• [DATA FOR THE TASK]
::::::::
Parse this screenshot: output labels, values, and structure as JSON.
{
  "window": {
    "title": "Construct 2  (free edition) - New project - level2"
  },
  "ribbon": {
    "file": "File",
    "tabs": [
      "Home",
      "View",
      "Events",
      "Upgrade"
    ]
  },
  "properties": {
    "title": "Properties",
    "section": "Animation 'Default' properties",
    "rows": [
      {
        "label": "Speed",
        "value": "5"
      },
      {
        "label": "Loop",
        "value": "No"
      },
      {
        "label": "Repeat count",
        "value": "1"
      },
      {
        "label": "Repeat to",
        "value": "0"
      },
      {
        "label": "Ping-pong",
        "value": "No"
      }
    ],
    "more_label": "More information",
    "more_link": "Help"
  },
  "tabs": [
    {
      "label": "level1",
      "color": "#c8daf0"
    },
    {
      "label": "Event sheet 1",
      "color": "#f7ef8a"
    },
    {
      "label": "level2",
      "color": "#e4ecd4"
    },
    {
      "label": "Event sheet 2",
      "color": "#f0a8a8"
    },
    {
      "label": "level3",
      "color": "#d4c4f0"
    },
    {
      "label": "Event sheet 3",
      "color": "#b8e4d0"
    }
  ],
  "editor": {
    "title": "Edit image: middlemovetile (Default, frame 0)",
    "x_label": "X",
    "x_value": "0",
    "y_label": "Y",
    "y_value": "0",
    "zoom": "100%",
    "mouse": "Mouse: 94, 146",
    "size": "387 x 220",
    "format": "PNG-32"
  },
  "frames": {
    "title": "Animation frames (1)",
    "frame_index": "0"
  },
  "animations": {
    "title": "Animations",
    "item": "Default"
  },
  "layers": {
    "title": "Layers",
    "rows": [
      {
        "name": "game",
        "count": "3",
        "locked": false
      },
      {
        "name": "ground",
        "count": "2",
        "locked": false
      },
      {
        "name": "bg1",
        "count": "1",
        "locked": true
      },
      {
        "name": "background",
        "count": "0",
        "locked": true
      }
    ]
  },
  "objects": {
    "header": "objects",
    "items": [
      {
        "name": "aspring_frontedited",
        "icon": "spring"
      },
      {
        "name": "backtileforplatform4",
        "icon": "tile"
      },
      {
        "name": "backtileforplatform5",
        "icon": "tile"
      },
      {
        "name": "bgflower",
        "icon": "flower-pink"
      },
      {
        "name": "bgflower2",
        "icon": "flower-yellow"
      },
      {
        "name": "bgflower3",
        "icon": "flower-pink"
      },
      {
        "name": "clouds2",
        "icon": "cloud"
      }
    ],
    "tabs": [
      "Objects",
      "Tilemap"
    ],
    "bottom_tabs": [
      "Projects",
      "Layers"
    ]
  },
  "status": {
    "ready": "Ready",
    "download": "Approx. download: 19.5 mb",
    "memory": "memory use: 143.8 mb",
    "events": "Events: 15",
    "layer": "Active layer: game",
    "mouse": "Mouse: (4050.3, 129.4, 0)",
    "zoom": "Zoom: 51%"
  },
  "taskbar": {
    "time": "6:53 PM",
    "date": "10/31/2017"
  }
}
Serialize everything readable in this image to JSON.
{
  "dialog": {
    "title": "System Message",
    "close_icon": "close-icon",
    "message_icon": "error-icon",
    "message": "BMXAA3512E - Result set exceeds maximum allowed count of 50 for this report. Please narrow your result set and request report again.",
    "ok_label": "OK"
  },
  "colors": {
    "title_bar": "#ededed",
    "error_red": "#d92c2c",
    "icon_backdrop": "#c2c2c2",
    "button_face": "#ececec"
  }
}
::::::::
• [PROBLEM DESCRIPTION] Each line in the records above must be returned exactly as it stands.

• [REPLY]
Parse this screenshot: output labels, values, and structure as JSON.
{
  "window": {
    "title": "Construct 2  (free edition) - New project - level2"
  },
  "ribbon": {
    "file": "File",
    "tabs": [
      "Home",
      "View",
      "Events",
      "Upgrade"
    ]
  },
  "properties": {
    "title": "Properties",
    "section": "Animation 'Default' properties",
    "rows": [
      {
        "label": "Speed",
        "value": "5"
      },
      {
        "label": "Loop",
        "value": "No"
      },
      {
        "label": "Repeat count",
        "value": "1"
      },
      {
        "label": "Repeat to",
        "value": "0"
      },
      {
        "label": "Ping-pong",
        "value": "No"
      }
    ],
    "more_label": "More information",
    "more_link": "Help"
  },
  "tabs": [
    {
      "label": "level1",
      "color": "#c8daf0"
    },
    {
      "label": "Event sheet 1",
      "color": "#f7ef8a"
    },
    {
      "label": "level2",
      "color": "#e4ecd4"
    },
    {
      "label": "Event sheet 2",
      "color": "#f0a8a8"
    },
    {
      "label": "level3",
      "color": "#d4c4f0"
    },
    {
      "label": "Event sheet 3",
      "color": "#b8e4d0"
    }
  ],
  "editor": {
    "title": "Edit image: middlemovetile (Default, frame 0)",
    "x_label": "X",
    "x_value": "0",
    "y_label": "Y",
    "y_value": "0",
    "zoom": "100%",
    "mouse": "Mouse: 94, 146",
    "size": "387 x 220",
    "format": "PNG-32"
  },
  "frames": {
    "title": "Animation frames (1)",
    "frame_index": "0"
  },
  "animations": {
    "title": "Animations",
    "item": "Default"
  },
  "layers": {
    "title": "Layers",
    "rows": [
      {
        "name": "game",
        "count": "3",
        "locked": false
      },
      {
        "name": "ground",
        "count": "2",
        "locked": false
      },
      {
        "name": "bg1",
        "count": "1",
        "locked": true
      },
      {
        "name": "background",
        "count": "0",
        "locked": true
      }
    ]
  },
  "objects": {
    "header": "objects",
    "items": [
      {
        "name": "aspring_frontedited",
        "icon": "spring"
      },
      {
        "name": "backtileforplatform4",
        "icon": "tile"
      },
      {
        "name": "backtileforplatform5",
        "icon": "tile"
      },
      {
        "name": "bgflower",
        "icon": "flower-pink"
      },
      {
        "name": "bgflower2",
        "icon": "flower-yellow"
      },
      {
        "name": "bgflower3",
        "icon": "flower-pink"
      },
      {
        "name": "clouds2",
        "icon": "cloud"
      }
    ],
    "tabs": [
      "Objects",
      "Tilemap"
    ],
    "bottom_tabs": [
      "Projects",
      "Layers"
    ]
  },
  "status": {
    "ready": "Ready",
    "download": "Approx. download: 19.5 mb",
    "memory": "memory use: 143.8 mb",
    "events": "Events: 15",
    "layer": "Active layer: game",
    "mouse": "Mouse: (4050.3, 129.4, 0)",
    "zoom": "Zoom: 51%"
  },
  "taskbar": {
    "time": "6:53 PM",
    "date": "10/31/2017"
  }
}
Serialize everything readable in this image to JSON.
{
  "dialog": {
    "title": "System Message",
    "close_icon": "close-icon",
    "message_icon": "error-icon",
    "message": "BMXAA3512E - Result set exceeds maximum allowed count of 50 for this report. Please narrow your result set and request report again.",
    "ok_label": "OK"
  },
  "colors": {
    "title_bar": "#ededed",
    "error_red": "#d92c2c",
    "icon_backdrop": "#c2c2c2",
    "button_face": "#ececec"
  }
}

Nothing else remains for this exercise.